Items listed in a dataset:
= = = = =
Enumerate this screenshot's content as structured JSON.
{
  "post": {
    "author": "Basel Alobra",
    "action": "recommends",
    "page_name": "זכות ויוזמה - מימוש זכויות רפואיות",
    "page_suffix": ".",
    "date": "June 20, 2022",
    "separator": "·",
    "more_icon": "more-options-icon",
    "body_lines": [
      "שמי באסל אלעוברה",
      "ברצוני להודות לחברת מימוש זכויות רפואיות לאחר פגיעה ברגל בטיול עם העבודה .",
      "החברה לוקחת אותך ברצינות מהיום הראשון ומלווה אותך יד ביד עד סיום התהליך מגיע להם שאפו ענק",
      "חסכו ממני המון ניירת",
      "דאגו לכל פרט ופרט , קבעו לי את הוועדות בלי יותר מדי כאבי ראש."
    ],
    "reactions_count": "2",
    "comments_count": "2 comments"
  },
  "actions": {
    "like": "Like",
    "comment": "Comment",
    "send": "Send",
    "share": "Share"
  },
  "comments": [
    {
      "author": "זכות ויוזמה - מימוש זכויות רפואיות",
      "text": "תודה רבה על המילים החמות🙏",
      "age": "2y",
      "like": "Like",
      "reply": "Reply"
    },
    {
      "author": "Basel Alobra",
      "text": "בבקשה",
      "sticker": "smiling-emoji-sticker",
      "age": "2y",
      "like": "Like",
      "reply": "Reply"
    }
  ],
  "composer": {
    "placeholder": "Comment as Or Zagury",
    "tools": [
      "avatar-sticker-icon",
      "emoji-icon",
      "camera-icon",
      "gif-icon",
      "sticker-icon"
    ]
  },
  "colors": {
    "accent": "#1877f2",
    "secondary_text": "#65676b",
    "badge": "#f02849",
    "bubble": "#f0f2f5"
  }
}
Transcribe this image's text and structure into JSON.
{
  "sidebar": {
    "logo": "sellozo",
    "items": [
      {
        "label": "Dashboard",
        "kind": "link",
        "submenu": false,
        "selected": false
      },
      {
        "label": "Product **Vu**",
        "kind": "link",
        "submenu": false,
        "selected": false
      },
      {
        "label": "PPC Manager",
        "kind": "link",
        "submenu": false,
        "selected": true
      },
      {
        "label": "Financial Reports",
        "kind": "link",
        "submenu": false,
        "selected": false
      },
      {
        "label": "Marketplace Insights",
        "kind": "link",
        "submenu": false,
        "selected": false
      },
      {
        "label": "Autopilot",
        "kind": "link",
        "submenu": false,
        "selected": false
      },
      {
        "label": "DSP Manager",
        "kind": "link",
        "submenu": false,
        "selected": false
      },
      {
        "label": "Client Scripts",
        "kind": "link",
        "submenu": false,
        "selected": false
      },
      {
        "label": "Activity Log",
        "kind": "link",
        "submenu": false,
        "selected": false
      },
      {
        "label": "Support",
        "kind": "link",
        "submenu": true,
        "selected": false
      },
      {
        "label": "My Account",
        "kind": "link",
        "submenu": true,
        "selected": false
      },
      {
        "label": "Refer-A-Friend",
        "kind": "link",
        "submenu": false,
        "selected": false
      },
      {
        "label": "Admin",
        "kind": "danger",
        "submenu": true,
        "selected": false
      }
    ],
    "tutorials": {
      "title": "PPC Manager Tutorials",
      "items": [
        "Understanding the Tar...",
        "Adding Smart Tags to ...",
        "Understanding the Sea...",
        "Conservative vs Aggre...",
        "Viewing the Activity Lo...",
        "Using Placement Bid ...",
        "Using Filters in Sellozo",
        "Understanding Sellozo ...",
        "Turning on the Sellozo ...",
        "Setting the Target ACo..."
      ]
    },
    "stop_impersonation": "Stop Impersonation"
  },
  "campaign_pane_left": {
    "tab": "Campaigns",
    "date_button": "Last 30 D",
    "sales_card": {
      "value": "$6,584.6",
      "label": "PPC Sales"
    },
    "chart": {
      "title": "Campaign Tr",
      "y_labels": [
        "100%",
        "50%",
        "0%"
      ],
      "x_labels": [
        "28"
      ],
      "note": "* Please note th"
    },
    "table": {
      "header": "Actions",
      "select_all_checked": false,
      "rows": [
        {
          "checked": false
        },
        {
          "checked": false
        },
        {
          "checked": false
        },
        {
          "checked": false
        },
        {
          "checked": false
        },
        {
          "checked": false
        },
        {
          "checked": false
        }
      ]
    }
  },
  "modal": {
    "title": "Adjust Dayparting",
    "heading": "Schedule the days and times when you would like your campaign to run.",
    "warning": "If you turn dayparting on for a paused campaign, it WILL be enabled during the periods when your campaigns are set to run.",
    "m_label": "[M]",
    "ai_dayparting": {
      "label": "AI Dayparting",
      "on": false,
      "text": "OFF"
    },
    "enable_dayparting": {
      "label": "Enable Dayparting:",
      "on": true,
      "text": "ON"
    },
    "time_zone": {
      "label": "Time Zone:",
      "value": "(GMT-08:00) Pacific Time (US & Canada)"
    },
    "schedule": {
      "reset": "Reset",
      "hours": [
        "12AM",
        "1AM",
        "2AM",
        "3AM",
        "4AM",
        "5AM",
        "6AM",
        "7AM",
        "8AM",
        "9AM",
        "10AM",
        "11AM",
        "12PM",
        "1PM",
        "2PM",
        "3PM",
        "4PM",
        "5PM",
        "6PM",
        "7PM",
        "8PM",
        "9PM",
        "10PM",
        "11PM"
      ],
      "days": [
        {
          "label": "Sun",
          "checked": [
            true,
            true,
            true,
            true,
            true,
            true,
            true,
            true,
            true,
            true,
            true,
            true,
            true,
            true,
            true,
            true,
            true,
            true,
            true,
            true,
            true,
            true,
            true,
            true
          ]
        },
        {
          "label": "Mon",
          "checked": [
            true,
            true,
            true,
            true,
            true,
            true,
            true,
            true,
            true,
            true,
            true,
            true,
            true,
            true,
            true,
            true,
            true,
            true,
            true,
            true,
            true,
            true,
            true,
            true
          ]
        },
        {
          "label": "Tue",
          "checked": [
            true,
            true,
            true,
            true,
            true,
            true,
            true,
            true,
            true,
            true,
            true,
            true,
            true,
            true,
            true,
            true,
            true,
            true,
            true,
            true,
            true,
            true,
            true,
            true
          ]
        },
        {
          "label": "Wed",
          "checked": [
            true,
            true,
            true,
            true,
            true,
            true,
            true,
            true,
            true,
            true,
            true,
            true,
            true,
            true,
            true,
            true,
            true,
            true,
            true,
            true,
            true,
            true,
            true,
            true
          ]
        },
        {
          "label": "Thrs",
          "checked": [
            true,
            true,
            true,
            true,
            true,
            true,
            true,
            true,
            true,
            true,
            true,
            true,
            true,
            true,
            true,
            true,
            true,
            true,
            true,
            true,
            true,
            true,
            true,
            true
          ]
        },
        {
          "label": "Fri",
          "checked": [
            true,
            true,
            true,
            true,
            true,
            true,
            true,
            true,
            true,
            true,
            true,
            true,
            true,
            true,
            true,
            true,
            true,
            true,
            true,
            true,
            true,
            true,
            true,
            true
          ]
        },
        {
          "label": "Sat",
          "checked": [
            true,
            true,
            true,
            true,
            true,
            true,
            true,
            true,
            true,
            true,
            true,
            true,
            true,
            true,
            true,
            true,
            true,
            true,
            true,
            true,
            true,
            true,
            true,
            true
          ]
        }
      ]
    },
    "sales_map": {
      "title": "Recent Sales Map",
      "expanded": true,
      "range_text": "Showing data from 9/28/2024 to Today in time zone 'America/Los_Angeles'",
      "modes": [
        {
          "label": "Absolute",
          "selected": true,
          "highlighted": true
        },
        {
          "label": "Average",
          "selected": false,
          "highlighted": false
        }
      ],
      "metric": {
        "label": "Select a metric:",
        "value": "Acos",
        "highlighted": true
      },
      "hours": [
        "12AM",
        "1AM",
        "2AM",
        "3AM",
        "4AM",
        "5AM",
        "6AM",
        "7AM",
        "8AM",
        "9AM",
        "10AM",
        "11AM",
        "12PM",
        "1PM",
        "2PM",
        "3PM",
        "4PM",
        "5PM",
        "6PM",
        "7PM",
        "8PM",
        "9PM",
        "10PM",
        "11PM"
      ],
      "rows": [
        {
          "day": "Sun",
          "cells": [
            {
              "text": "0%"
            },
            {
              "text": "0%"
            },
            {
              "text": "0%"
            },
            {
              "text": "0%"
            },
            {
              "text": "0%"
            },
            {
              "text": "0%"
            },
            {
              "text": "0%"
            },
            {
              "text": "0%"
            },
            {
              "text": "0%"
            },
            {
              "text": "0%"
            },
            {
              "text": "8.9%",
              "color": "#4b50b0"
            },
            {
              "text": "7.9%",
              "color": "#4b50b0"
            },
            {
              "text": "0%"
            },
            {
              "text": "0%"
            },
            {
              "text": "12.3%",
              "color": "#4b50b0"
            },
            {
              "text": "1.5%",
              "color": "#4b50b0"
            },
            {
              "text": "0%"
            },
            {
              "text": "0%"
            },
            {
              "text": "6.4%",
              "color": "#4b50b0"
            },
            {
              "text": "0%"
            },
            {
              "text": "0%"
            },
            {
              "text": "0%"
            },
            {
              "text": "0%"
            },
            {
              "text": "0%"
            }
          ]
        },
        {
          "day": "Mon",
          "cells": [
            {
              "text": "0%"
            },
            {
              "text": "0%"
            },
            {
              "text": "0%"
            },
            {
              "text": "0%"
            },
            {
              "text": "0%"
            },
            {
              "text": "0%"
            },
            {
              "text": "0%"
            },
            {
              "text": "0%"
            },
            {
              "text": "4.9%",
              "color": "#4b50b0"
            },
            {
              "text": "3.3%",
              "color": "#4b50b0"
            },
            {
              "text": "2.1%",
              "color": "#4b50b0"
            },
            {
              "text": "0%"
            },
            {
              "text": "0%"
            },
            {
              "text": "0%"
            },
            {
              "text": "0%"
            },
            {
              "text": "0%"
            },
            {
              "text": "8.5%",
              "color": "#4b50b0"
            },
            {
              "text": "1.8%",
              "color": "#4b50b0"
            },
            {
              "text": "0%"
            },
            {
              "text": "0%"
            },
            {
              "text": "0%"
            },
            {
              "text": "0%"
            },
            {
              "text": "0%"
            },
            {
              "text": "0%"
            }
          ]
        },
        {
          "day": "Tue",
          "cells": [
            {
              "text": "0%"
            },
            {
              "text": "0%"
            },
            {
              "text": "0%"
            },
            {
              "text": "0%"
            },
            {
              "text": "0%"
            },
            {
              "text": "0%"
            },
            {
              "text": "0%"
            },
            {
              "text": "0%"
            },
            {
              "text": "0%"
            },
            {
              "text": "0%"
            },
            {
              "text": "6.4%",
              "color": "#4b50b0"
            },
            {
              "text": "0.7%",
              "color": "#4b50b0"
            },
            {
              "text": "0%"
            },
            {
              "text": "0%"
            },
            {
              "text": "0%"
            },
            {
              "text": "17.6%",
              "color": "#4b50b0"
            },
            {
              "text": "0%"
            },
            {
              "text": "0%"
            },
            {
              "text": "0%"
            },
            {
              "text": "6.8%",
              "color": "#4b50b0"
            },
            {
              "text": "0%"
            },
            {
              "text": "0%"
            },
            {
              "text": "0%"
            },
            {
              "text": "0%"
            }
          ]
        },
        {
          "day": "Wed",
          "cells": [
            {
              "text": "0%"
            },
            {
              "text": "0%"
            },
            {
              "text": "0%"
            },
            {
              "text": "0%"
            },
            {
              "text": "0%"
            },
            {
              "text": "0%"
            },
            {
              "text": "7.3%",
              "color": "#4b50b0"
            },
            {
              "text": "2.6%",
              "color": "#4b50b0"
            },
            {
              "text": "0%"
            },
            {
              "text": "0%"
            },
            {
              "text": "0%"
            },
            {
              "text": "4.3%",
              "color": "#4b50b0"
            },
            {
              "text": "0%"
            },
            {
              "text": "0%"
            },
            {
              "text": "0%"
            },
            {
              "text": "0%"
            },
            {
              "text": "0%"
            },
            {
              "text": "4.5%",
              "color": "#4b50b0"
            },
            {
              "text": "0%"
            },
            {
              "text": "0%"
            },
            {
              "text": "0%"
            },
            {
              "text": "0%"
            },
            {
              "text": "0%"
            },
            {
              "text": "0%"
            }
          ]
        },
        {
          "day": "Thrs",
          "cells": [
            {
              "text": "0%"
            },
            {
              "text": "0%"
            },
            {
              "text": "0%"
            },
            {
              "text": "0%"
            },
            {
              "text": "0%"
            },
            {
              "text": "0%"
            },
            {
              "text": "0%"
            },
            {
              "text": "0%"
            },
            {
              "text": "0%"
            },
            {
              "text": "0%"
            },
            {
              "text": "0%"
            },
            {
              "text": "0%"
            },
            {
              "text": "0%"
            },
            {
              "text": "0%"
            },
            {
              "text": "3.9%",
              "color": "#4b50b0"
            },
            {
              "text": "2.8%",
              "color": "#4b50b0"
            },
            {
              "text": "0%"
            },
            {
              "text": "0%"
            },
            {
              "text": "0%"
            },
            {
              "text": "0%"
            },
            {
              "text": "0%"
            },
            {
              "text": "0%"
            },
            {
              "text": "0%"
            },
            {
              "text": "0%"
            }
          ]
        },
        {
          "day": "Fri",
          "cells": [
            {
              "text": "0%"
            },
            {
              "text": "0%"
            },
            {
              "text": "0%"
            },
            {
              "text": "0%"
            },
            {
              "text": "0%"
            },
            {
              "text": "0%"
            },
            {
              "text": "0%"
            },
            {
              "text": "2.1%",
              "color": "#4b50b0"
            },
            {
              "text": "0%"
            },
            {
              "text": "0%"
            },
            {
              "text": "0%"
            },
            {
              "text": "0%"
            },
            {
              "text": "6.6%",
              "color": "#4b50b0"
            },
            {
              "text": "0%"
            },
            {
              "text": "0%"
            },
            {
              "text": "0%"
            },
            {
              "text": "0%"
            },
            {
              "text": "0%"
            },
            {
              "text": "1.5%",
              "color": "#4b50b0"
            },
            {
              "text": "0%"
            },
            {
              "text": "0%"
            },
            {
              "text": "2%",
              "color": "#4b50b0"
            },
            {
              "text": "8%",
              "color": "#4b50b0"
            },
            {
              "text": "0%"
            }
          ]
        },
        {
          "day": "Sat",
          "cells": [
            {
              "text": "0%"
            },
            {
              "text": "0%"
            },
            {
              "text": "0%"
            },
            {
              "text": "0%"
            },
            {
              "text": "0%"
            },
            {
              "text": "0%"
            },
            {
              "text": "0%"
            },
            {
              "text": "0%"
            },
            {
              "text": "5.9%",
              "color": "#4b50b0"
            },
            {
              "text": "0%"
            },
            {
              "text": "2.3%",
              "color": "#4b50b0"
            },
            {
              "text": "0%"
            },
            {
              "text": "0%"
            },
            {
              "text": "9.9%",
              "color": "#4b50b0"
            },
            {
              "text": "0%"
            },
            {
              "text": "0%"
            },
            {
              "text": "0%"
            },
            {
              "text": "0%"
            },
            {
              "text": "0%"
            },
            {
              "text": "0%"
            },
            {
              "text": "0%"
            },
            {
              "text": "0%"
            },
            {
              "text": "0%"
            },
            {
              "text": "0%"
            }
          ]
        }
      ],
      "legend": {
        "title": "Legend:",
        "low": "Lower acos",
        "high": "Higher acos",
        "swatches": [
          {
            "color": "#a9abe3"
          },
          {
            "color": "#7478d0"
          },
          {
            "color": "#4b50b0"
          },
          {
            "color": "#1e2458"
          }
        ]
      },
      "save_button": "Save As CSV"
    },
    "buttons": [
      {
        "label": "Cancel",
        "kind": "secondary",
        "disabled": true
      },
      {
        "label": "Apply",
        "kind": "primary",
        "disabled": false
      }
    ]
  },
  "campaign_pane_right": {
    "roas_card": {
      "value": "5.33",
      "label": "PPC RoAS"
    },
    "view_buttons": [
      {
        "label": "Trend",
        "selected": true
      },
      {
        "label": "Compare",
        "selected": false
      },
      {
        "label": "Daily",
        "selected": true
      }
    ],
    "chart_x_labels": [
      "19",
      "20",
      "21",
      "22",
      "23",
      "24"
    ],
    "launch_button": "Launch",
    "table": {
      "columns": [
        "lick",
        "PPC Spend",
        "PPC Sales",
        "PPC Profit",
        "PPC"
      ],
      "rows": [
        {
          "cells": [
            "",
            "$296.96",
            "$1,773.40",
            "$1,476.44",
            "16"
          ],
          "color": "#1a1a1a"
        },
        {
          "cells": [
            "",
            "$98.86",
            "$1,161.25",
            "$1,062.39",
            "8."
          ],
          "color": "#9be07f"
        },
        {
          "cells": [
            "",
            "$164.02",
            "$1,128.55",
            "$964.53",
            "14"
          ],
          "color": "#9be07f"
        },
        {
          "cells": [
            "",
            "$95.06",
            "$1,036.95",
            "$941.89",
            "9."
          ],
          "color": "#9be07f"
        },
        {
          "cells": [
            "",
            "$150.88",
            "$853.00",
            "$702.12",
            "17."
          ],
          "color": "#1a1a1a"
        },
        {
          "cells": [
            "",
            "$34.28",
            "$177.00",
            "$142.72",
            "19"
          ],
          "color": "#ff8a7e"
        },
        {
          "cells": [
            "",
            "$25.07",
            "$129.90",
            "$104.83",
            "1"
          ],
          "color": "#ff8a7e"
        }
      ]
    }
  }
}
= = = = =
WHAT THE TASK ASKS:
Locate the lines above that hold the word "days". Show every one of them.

ANSWER TO THIS EXERCISE:
    "heading": "Schedule the days and times when you would like your campaign to run.",
      "days": [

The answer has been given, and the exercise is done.